● What to produce:
Each entry should be written out once more, exactly as given below.

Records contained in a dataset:
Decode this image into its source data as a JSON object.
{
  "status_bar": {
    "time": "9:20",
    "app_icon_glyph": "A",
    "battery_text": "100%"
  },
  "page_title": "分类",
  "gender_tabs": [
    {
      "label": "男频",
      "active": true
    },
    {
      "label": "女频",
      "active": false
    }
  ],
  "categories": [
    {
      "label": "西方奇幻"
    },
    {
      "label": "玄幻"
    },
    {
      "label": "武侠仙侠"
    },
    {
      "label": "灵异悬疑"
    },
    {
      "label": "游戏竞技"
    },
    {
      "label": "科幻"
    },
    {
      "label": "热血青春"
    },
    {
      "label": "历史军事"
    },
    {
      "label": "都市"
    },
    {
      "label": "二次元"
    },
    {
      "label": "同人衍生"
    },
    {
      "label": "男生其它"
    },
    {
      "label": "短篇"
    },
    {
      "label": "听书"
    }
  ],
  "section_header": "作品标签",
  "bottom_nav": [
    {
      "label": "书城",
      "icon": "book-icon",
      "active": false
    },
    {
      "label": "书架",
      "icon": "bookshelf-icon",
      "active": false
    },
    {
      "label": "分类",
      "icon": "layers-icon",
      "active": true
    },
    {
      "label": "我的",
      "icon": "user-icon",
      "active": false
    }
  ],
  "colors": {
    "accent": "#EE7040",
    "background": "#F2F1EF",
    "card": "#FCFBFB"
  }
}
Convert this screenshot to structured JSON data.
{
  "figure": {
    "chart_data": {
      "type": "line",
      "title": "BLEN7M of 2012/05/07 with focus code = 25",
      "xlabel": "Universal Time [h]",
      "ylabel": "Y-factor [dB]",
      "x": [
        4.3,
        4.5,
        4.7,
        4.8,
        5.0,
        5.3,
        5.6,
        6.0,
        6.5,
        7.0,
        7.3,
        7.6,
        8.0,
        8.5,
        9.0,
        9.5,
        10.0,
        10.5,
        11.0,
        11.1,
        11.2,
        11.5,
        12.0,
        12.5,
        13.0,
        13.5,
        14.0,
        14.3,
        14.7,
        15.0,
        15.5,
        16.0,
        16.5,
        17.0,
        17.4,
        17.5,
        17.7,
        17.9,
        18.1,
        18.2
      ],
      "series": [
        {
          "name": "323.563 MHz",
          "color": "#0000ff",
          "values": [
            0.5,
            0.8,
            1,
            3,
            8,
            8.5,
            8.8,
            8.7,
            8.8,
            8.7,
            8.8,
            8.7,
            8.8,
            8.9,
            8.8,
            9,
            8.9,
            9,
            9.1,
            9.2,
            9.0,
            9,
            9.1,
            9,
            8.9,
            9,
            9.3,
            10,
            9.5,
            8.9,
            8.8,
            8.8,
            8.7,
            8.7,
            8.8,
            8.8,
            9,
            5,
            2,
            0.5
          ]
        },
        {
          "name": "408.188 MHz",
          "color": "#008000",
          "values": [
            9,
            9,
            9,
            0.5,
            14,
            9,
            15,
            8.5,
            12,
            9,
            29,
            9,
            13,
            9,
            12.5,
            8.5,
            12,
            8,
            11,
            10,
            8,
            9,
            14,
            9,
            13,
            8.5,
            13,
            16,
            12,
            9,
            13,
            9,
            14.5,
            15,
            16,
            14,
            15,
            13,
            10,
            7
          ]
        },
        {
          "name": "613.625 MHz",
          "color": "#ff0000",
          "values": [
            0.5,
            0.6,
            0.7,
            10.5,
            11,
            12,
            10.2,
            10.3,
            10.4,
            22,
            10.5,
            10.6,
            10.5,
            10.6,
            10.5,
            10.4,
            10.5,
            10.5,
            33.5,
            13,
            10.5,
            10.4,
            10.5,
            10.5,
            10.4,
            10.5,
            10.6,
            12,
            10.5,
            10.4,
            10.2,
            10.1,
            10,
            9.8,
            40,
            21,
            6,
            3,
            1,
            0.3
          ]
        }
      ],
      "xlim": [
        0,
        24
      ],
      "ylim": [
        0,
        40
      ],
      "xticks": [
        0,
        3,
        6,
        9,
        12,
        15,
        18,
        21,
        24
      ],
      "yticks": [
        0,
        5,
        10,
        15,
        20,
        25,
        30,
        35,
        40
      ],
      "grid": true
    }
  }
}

● Task response:
Decode this image into its source data as a JSON object.
{
  "status_bar": {
    "time": "9:20",
    "app_icon_glyph": "A",
    "battery_text": "100%"
  },
  "page_title": "分类",
  "gender_tabs": [
    {
      "label": "男频",
      "active": true
    },
    {
      "label": "女频",
      "active": false
    }
  ],
  "categories": [
    {
      "label": "西方奇幻"
    },
    {
      "label": "玄幻"
    },
    {
      "label": "武侠仙侠"
    },
    {
      "label": "灵异悬疑"
    },
    {
      "label": "游戏竞技"
    },
    {
      "label": "科幻"
    },
    {
      "label": "热血青春"
    },
    {
      "label": "历史军事"
    },
    {
      "label": "都市"
    },
    {
      "label": "二次元"
    },
    {
      "label": "同人衍生"
    },
    {
      "label": "男生其它"
    },
    {
      "label": "短篇"
    },
    {
      "label": "听书"
    }
  ],
  "section_header": "作品标签",
  "bottom_nav": [
    {
      "label": "书城",
      "icon": "book-icon",
      "active": false
    },
    {
      "label": "书架",
      "icon": "bookshelf-icon",
      "active": false
    },
    {
      "label": "分类",
      "icon": "layers-icon",
      "active": true
    },
    {
      "label": "我的",
      "icon": "user-icon",
      "active": false
    }
  ],
  "colors": {
    "accent": "#EE7040",
    "background": "#F2F1EF",
    "card": "#FCFBFB"
  }
}
Convert this screenshot to structured JSON data.
{
  "figure": {
    "chart_data": {
      "type": "line",
      "title": "BLEN7M of 2012/05/07 with focus code = 25",
      "xlabel": "Universal Time [h]",
      "ylabel": "Y-factor [dB]",
      "x": [
        4.3,
        4.5,
        4.7,
        4.8,
        5.0,
        5.3,
        5.6,
        6.0,
        6.5,
        7.0,
        7.3,
        7.6,
        8.0,
        8.5,
        9.0,
        9.5,
        10.0,
        10.5,
        11.0,
        11.1,
        11.2,
        11.5,
        12.0,
        12.5,
        13.0,
        13.5,
        14.0,
        14.3,
        14.7,
        15.0,
        15.5,
        16.0,
        16.5,
        17.0,
        17.4,
        17.5,
        17.7,
        17.9,
        18.1,
        18.2
      ],
      "series": [
        {
          "name": "323.563 MHz",
          "color": "#0000ff",
          "values": [
            0.5,
            0.8,
            1,
            3,
            8,
            8.5,
            8.8,
            8.7,
            8.8,
            8.7,
            8.8,
            8.7,
            8.8,
            8.9,
            8.8,
            9,
            8.9,
            9,
            9.1,
            9.2,
            9.0,
            9,
            9.1,
            9,
            8.9,
            9,
            9.3,
            10,
            9.5,
            8.9,
            8.8,
            8.8,
            8.7,
            8.7,
            8.8,
            8.8,
            9,
            5,
            2,
            0.5
          ]
        },
        {
          "name": "408.188 MHz",
          "color": "#008000",
          "values": [
            9,
            9,
            9,
            0.5,
            14,
            9,
            15,
            8.5,
            12,
            9,
            29,
            9,
            13,
            9,
            12.5,
            8.5,
            12,
            8,
            11,
            10,
            8,
            9,
            14,
            9,
            13,
            8.5,
            13,
            16,
            12,
            9,
            13,
            9,
            14.5,
            15,
            16,
            14,
            15,
            13,
            10,
            7
          ]
        },
        {
          "name": "613.625 MHz",
          "color": "#ff0000",
          "values": [
            0.5,
            0.6,
            0.7,
            10.5,
            11,
            12,
            10.2,
            10.3,
            10.4,
            22,
            10.5,
            10.6,
            10.5,
            10.6,
            10.5,
            10.4,
            10.5,
            10.5,
            33.5,
            13,
            10.5,
            10.4,
            10.5,
            10.5,
            10.4,
            10.5,
            10.6,
            12,
            10.5,
            10.4,
            10.2,
            10.1,
            10,
            9.8,
            40,
            21,
            6,
            3,
            1,
            0.3
          ]
        }
      ],
      "xlim": [
        0,
        24
      ],
      "ylim": [
        0,
        40
      ],
      "xticks": [
        0,
        3,
        6,
        9,
        12,
        15,
        18,
        21,
        24
      ],
      "yticks": [
        0,
        5,
        10,
        15,
        20,
        25,
        30,
        35,
        40
      ],
      "grid": true
    }
  }
}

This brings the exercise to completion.